"Oh, Honey, You Did an Absolutely Superb Job Slicing These Mushrooms" Step three, in early conversation, is to convince your Quarry you admire him or her. Now is the time to add reinforcing statements to express approval. These little interjections are called kudos. Let's say your hypothetical conversation now turns to jobs. Quarry: "Yeah, I really got tired of that job, so I decided to quit." You: "Umm, you made a courageous move [admiration]." Quarry: "Yeah. Well, then I took some night courses to brush up on accounting." You: "That was wise [approval]." Quarry: "Well, I thought so." You: "Have you had the chance yet to use your new skills?" Quarry: "Sure did. It landed me a job with my present firm." You: "Wonderful, John! [using your Quarry's name] It must be a good feeling to know that you made the right choice [empathizer]." As the conversation progresses, keep weaving in kudos and empathizers. Remember, kudos are not full-blown compliments. They are simply little empathetic commendations such as: "I can see you really worked hard for that cause. That's great," "Sounds like you had a good handle on that situation. Congratulations," "You said that? Not many people would have had the guts," or ''You really did that? Gosh, that's impressive." Hunters, giving kudos may be harder for you than for women. Men, who are more competitive by nature, sometimes feel that giving compliments diminishes their own rank. On the contrary, the more popular and secure a person is, the more apt he is to give reinforcing statements. Praising others enhances your own rank. Additionally, women don't see compliments in terms of rank. For them, praise deepens intimacy. When you give a woman kudos, you will stand out from other Hunters. It's a rare man, indeed, who expresses admiration for the accomplishments of a woman he has just met. Huntresses, you can be downright profligate with your kudos. What may sound like blatant fawning to you will sound perfectly logical to your Quarry's ears. I have a half-brother, Larry, who recently married a charming older woman. A few weeks after their wedding, I invited them to dinner. Larry is a fine chef, and Regina and I decided we would be his sous chefs. The three of us scurried around the kitchen. Regina was peeling onions, Larry was slicing mushrooms, and I was putting some water on to boil. At one point, as I was leaning over the stove, I heard Regina purring to Larry behind me, "Oh, honey, you did an absolutely superb job slicing these mushrooms. Just look at how evenly and cleanly you cut every single one." I turned around to share a big smile with Regina at her joke, but she wasn't joking! Regina was earnestly admiring his tiny mushroom slices. Larry was the one who was smiling—actually beaming—with pride.
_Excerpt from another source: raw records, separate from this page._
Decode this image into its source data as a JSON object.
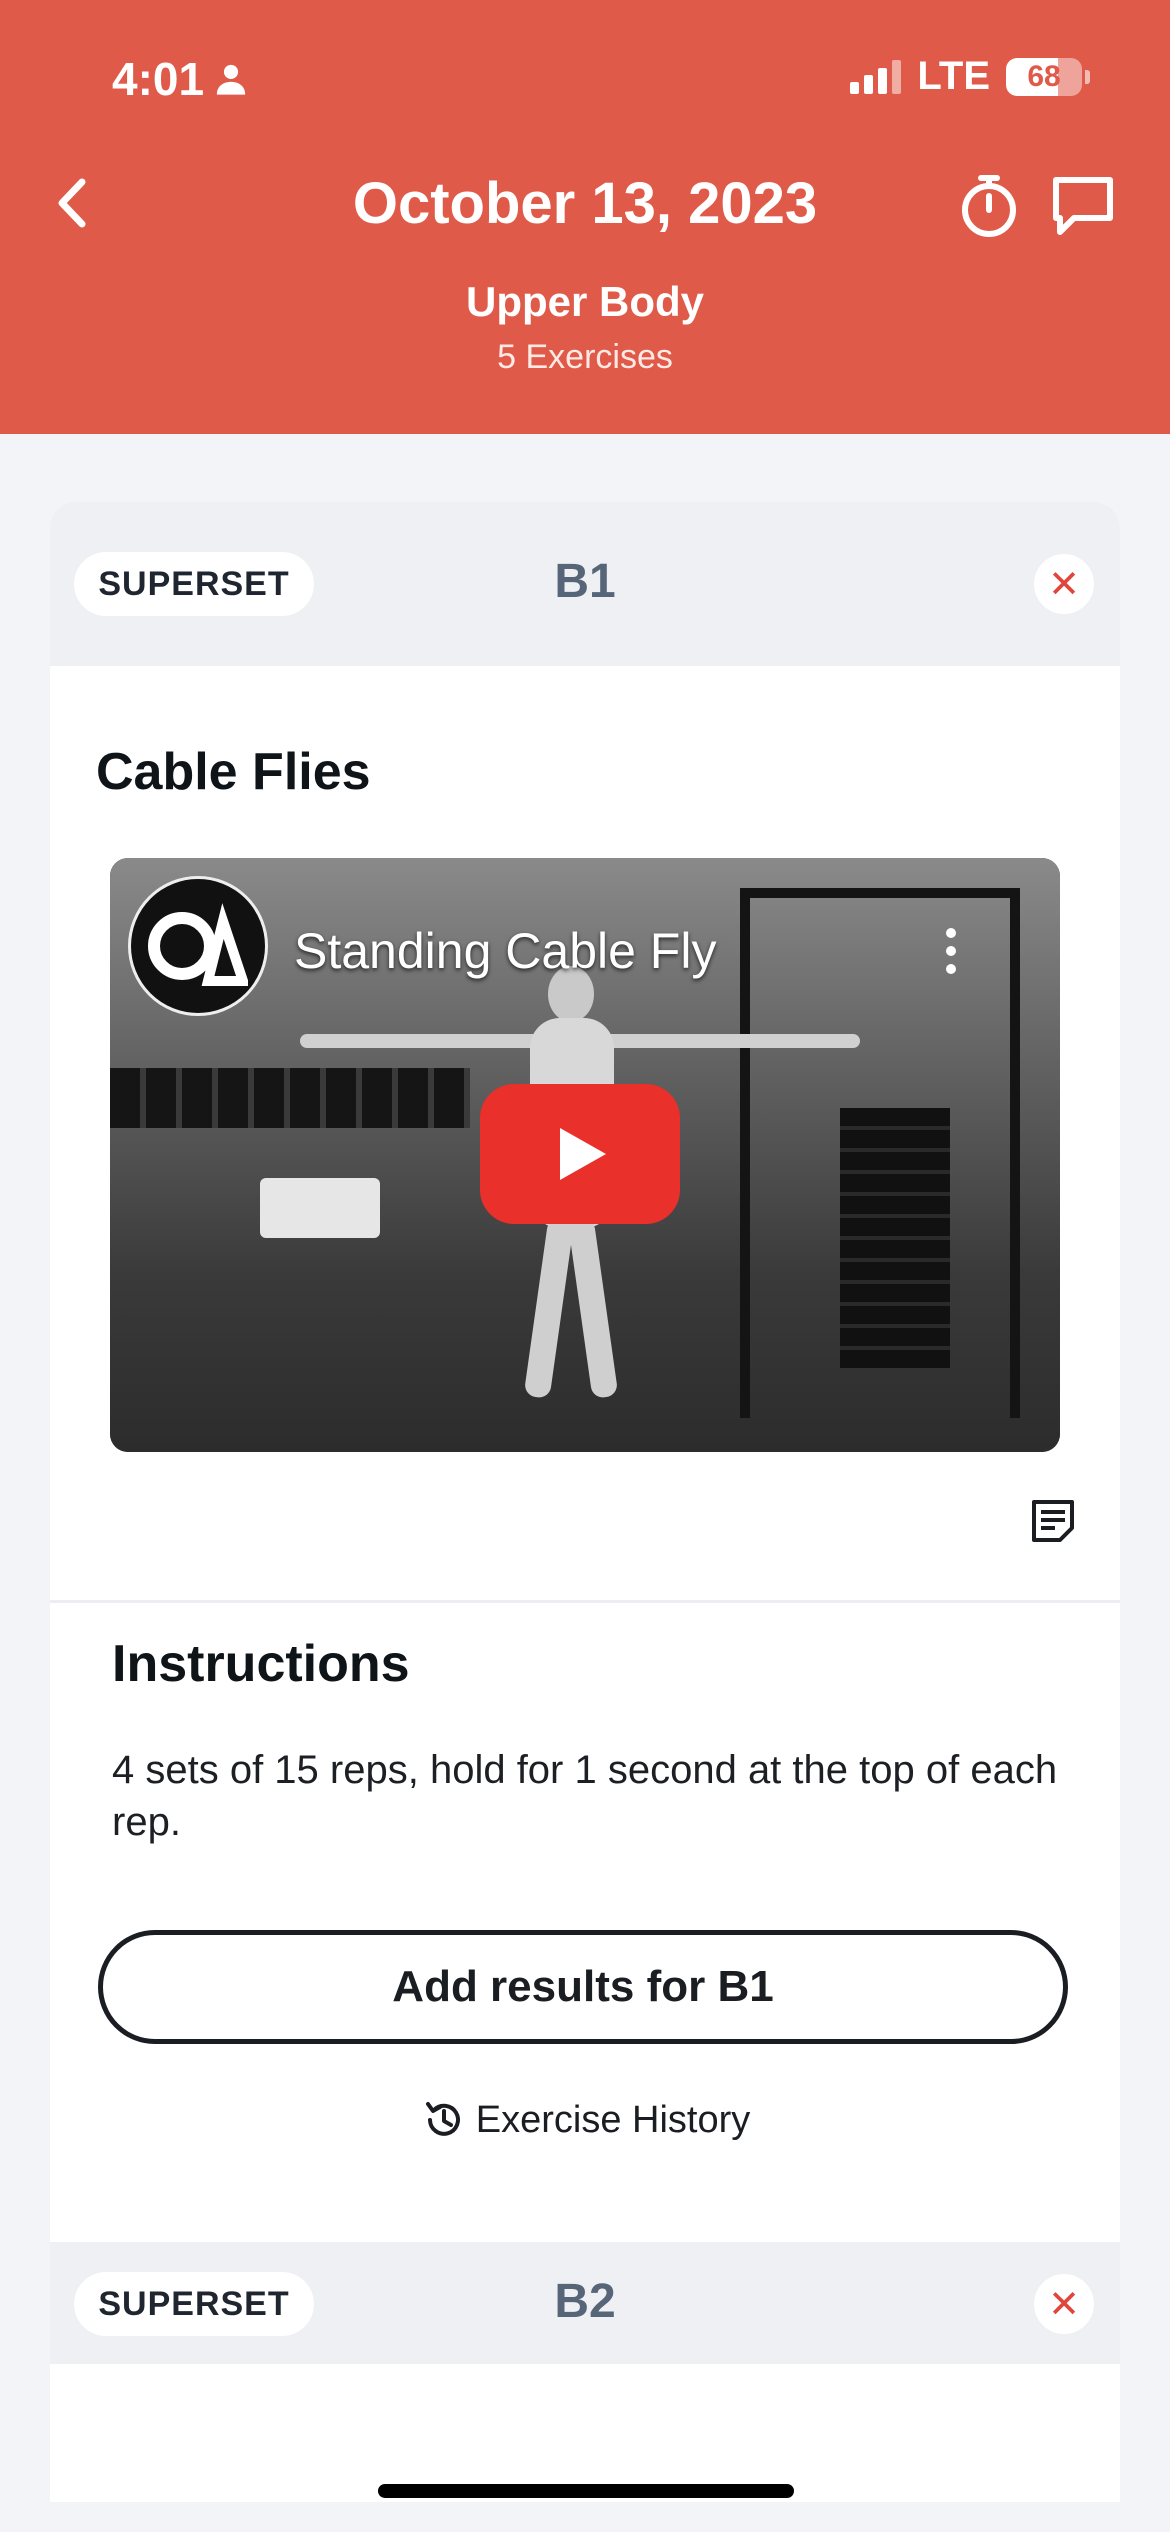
{
  "status_bar": {
    "time": "4:01",
    "network": "LTE",
    "battery": "68",
    "battery_level": 0.68
  },
  "header": {
    "date": "October 13, 2023",
    "workout_name": "Upper Body",
    "exercise_count": "5 Exercises"
  },
  "supersets": [
    {
      "tag": "SUPERSET",
      "label": "B1"
    },
    {
      "tag": "SUPERSET",
      "label": "B2"
    }
  ],
  "exercise": {
    "name": "Cable Flies",
    "video_title": "Standing Cable Fly",
    "instructions_heading": "Instructions",
    "instructions": "4 sets of 15 reps, hold for 1 second at the top of each rep.",
    "add_results_label": "Add results for B1",
    "history_label": "Exercise History"
  },
  "colors": {
    "header": "#e05a49",
    "close": "#e0463b",
    "play": "#e9302a"
  }
}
Regina, it dawned on me at that moment, is a very smart woman. She knew Larry prided himself on his careful kitchen work. I'm sure Regina's unblushing use of kudos was one of the reasons my half-brother fell in love with her and will probably stay that way forever. TECHNIQUE #37: CONFER KUDOS As the intimacy progresses, add approval notes to your empathizers. Sprinkle your conversation with little phrases like "Good going," "Not bad," and "Hey, that was smart." Huntresses, don't be bashful. Men eat it up. Hunters, force yourself to give kudos. It's a new skill for you.